Egyptian authorities on Monday said candidates and parties vying for seats in the upcoming parliamentary elections must obtain the approval of the Supreme Electoral Commission if they wish to broadcast campaign advertisements on Egyptian television channels.
The Supreme Electoral Commission on Sunday set a number of rules for campaigns for the parliamentary elections slated for 28 November, and threatened to prevent violators from participating in the elections.
The commission warned candidates against tackling the private lives of any of the candidates or undermining national unity. It also urged them to refrain from using religious logos.
President of the Egyptian Radio and Television Union Osama al-Sheikh said he has not banned any promotional campaigns, adding that paid ads only need the approval of the Supreme Electoral Commission.
Al-Sheikh said advertisement content will be reviewed by the media performance monitoring committee which publishes a periodical report detailing violations.
Egyptian state television and the private Al-Mehwar satellite television station have both refused to broadcast promotional advertisements for the Wafd opposition party’s parliamentary candidates.
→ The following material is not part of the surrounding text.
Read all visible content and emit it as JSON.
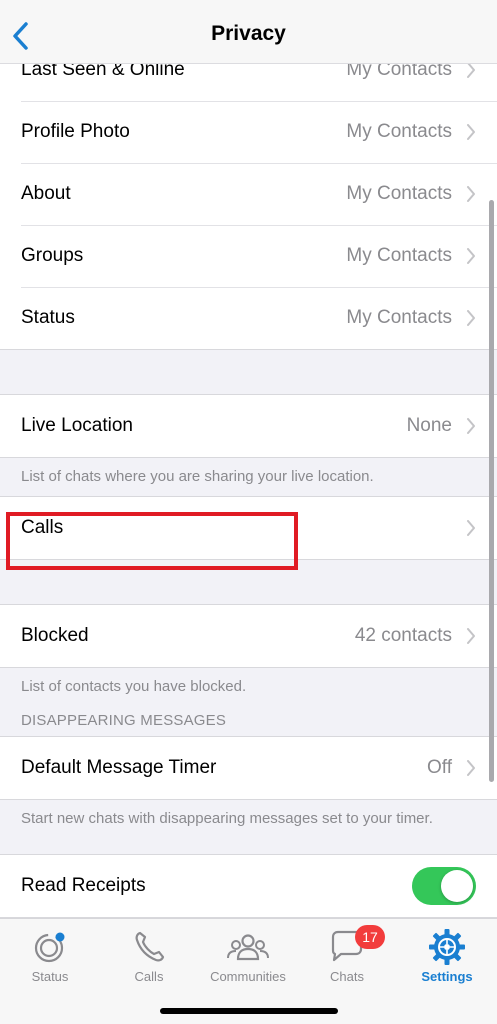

According to Wafd Party spokesman Mohamed Mostafa Shardi, the Dream, Rotana and Panorama Drama satellite television channels have also refused to run ads for the party, even though Egyptian state television is currently broadcasting campaign promotions for the ruling National Democratic Party.
"For a private television station such as Al-Mehwar to refuse to broadcast our campaign ads is one thing," he said. "But it's another thing for state television–which is paid for by taxpayers–to refuse to run our ads."
"It's an indication that the upcoming parliamentary elections will not be dealt with in a fair manner," Shardi added.
According to Shardi, the ad campaign promotes membership in the party and includes campaign slogans such as “Competition is in your own best interest,” and “Change is real–Join the Wafd."
Wafd Party officials reportedly plan on holding a meeting to discuss the issue, and will recommend that a general assembly be convened to review the party’s decision to field candidates in next month's parliamentary elections.
Observers say the warning issued by the commission is intended to discourage the Muslim Brotherhood from using its traditional logo of "Islam is the Solution," as the regime in Egypt is seeking to prevent a scenario similar to what happened in the 2005 parliamentary election where the Brotherhood won 88 seats in parliament, or 20 percent of its seats.
The Brotherhood is contesting 30 percent of parliamentary seats in this year's election.